Risk and Uncertainty
All project managers have experienced a situation that goes something like this:
- You try to explain your project’s “contingency” budget line item to a bean counter (or lay person).
- The bean counter thinks that the project is hoarding beans, has not bothered to fully flesh out the scope and budget, and refuses to approve the contingency amount unless it can be notionally applied the current set of line items.
- To which you respond – for the third time and to the same blank stare – that if what the contingency was going to be used for was knowable, it would no longer be contingency. It would become a line item in the budget.
Contingency is how project managers deal with uncertainty.
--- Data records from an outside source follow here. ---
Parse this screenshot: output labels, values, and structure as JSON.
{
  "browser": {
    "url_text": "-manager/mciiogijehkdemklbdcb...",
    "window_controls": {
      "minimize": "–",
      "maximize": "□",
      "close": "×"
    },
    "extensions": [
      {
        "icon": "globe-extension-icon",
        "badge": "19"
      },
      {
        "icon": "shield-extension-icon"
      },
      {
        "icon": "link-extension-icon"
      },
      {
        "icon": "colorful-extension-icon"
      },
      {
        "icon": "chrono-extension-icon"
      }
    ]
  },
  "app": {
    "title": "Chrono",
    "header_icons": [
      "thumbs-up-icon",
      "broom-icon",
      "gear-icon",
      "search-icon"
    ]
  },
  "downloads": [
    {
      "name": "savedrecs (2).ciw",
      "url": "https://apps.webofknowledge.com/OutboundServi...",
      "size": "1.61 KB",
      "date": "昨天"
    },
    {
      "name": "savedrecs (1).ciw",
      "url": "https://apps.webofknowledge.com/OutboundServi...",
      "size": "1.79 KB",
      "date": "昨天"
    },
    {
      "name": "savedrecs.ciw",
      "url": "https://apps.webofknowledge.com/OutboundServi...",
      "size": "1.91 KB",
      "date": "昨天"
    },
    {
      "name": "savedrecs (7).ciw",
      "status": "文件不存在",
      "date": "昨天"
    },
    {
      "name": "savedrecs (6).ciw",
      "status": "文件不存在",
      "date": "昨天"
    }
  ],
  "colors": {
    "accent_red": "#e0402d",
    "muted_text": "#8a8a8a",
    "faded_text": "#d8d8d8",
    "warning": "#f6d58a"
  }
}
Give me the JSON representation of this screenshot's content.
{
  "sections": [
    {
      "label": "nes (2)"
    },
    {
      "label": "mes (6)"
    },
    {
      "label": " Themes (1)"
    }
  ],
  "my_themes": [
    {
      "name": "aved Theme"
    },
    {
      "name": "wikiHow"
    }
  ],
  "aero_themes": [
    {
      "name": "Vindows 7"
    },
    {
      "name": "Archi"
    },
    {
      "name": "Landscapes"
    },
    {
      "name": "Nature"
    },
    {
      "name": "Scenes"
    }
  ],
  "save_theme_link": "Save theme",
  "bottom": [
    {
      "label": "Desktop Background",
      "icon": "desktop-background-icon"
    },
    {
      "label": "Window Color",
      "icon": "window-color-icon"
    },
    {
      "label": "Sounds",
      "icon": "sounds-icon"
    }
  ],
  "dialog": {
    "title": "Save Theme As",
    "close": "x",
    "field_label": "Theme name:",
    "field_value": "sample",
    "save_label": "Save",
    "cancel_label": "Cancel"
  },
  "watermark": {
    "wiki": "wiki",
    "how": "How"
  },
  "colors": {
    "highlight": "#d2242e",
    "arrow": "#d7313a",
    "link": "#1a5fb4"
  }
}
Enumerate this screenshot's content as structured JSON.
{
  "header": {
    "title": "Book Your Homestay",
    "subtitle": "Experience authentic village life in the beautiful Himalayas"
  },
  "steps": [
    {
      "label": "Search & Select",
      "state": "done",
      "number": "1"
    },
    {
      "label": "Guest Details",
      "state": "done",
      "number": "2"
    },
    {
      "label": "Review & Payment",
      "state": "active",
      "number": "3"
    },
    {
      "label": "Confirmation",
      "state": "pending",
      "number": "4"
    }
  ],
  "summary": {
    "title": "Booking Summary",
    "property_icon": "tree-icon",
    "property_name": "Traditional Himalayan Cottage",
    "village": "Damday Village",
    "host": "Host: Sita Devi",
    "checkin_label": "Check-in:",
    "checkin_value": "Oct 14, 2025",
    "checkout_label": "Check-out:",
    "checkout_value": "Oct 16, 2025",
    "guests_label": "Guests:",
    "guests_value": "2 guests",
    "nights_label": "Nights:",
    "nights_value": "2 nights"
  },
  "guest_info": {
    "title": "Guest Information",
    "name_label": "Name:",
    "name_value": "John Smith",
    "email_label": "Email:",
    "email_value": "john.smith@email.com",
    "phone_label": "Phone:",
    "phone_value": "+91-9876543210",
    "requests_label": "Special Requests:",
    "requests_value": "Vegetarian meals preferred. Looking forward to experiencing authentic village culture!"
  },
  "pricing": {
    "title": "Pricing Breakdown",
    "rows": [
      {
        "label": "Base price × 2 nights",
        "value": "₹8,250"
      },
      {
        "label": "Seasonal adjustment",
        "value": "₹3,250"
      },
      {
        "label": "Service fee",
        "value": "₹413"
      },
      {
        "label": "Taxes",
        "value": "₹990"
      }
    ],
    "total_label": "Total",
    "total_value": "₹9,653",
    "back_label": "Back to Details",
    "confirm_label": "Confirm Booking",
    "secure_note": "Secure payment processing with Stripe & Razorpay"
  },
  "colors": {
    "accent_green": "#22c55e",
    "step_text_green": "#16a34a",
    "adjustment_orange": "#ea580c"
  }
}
But before further discussing uncertainty, let us first define risk.
Risk is not the same as uncertainty.
Risk is the product of the probability of the occurrence of that risk event times the consequence of that occurrence (where both probability and consequence are quantified).
Risk = Probability x Consequence
Risk can broadly be mitigated. Risk quantification generally fits well within a modelling or probabilistic evaluation framework.
Nevertheless, one problem with modelling exercises in general is that they can create a false sense of accuracy, for example due to overstated precision or understated complexity. Because of the precision or accuracy that models insinuate, outputs are often treated as sacrosanct. However, the means by which outputs were derived (e.g., data selection methods, model assumptions, earlier but unpublished modelling results) can provide valuable insights for complex risk-benefit analysis and problem solving, which will often exceed the information value of the easy-to-comprehend outputs themselves.
If models are trained on a certain dataset or time series, they will not accurately forecast data points that do not conform to the assumptions ascribed to the dataset in the first place. This is often the case with economic models or financial models, which are dynamic and continually adapting systems.
Financial crises or material construction accidents by definition fall outside of the prescribed expected bounds of their models otherwise they would never be allowed to happen. If one knew that a crisis or serious accident was coming, mitigation measures would be taken that would not allow such an event to exceed a predetermined threshold (i.e., making it neither a crisis nor an accident).
Such data points represent uncertainty.
Risk management is a necessary, but not entirely sufficient, set of guidelines to inform strategic decision making.
Uncertainty is not the same as risk.
Uncertainty represents outcomes that fall outside of expectations. It comprises ill-defined vectors that influence outcomes in unpredictable ways. Uncertainty is the proverbial “unknown unknown", to paraphrase a former US Defense Secretary. It is the possible but unquantifiable.
Examples of uncertainty are hail-mary touchdown passes, technological breakthroughs, financial crises, or a regularly occurring perfect storms.
Uncertainty is not easily or even practically quantifiable. Another way to think about uncertainty is as data points that do not fit into a rudimentary a normalized bell curve.
Good planning and project management processes should adopt strategies to proactively recognize and respond to uncertainty.
What to be done with uncertainty?
For solutions, I turn to finance and investment industry  (which employs strategies for protecting against uncertainty).
- Build a portfolio, targeting negative correlation or no correlation between the price paths of the assets.
- Seek out “anti-fragile”  assets – which is to say assets (or strategies or facilities) which improve under duress (e.g., electrical capacity is anti-fragile, while electrical energy is not).
- Avoid intellectual certainty – if everything seems to be a nail, question whether or not it is because you are in possession of a hammer.
Practically speaking, any strategic planning, project management, project execution, or system / resource planning exercise will benefit from the acknowledgement and incorporation of uncertainty analysis.
At Midgard, we pride ourselves on our independent and original problem-solving skills.
 My personal journey to my current position started out in central banking, portfolio management, derivatives risk measurement, and commodities trading and deal structuring before landing in project development. Do not ask me to design you a bridge, but I know my way around the personal investment landscape.
Recommended reading: “Antifragile: Things That Gain From Disorder”, by the brilliant and irascible Nassim Nicholas Taleb.